[The task] Should a line below contain the word "this", report it.

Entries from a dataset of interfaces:
______

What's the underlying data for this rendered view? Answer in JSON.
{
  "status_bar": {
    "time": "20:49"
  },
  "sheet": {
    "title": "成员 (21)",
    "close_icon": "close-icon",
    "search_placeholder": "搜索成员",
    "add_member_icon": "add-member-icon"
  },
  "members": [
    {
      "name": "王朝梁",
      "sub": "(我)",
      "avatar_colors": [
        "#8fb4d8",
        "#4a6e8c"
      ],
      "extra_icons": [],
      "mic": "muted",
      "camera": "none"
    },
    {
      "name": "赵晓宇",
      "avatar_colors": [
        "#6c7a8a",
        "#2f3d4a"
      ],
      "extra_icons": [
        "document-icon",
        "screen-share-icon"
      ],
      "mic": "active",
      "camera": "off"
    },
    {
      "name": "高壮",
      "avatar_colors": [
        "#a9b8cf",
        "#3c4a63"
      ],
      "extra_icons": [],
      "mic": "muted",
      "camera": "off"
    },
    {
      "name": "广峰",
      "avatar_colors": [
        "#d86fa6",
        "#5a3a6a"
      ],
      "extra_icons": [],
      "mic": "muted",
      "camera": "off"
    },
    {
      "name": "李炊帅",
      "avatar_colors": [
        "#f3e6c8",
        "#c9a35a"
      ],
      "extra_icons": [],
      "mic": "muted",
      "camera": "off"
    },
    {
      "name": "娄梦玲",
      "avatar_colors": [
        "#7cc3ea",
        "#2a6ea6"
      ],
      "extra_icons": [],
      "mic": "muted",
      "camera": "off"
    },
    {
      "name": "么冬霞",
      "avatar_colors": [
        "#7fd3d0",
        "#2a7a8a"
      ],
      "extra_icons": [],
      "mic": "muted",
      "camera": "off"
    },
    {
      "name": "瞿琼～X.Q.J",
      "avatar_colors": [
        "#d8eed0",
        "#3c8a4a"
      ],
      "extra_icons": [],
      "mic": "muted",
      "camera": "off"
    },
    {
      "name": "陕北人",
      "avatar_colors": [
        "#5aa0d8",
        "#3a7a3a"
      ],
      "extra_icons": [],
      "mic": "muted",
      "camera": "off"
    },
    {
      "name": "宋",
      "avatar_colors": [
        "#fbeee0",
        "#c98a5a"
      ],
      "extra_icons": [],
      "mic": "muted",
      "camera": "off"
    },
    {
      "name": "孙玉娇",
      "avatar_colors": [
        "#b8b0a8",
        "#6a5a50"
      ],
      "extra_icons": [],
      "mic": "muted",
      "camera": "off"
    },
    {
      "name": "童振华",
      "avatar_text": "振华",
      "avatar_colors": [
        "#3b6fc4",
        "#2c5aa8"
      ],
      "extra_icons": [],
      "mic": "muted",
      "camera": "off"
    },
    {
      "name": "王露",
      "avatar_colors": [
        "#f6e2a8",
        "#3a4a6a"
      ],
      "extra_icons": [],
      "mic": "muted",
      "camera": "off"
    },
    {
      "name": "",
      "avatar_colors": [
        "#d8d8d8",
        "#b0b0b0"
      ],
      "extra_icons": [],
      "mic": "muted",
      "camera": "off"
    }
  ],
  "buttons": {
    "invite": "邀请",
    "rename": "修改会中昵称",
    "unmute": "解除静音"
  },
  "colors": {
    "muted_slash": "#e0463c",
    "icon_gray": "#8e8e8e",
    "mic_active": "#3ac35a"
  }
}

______

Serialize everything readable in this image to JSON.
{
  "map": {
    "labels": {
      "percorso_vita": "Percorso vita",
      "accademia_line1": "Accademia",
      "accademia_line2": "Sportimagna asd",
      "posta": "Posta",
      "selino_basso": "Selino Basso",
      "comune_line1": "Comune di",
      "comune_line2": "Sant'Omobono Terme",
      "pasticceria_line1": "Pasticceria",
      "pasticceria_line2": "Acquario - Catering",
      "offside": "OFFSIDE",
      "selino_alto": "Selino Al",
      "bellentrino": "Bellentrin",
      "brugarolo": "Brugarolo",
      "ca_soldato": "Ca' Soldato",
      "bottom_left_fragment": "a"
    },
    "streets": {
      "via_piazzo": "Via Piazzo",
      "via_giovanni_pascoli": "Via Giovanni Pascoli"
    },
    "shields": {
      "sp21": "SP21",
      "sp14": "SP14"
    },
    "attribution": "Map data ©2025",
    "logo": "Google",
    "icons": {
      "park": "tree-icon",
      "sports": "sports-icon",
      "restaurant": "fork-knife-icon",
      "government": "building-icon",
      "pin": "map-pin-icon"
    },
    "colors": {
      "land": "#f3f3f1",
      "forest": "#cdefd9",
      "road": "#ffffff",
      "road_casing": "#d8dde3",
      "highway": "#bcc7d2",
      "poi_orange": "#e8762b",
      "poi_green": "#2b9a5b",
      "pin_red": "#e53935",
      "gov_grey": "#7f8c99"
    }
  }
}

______

[Answer box]
What's the underlying data for this rendered view? Answer in JSON.
Serialize everything readable in this image to JSON.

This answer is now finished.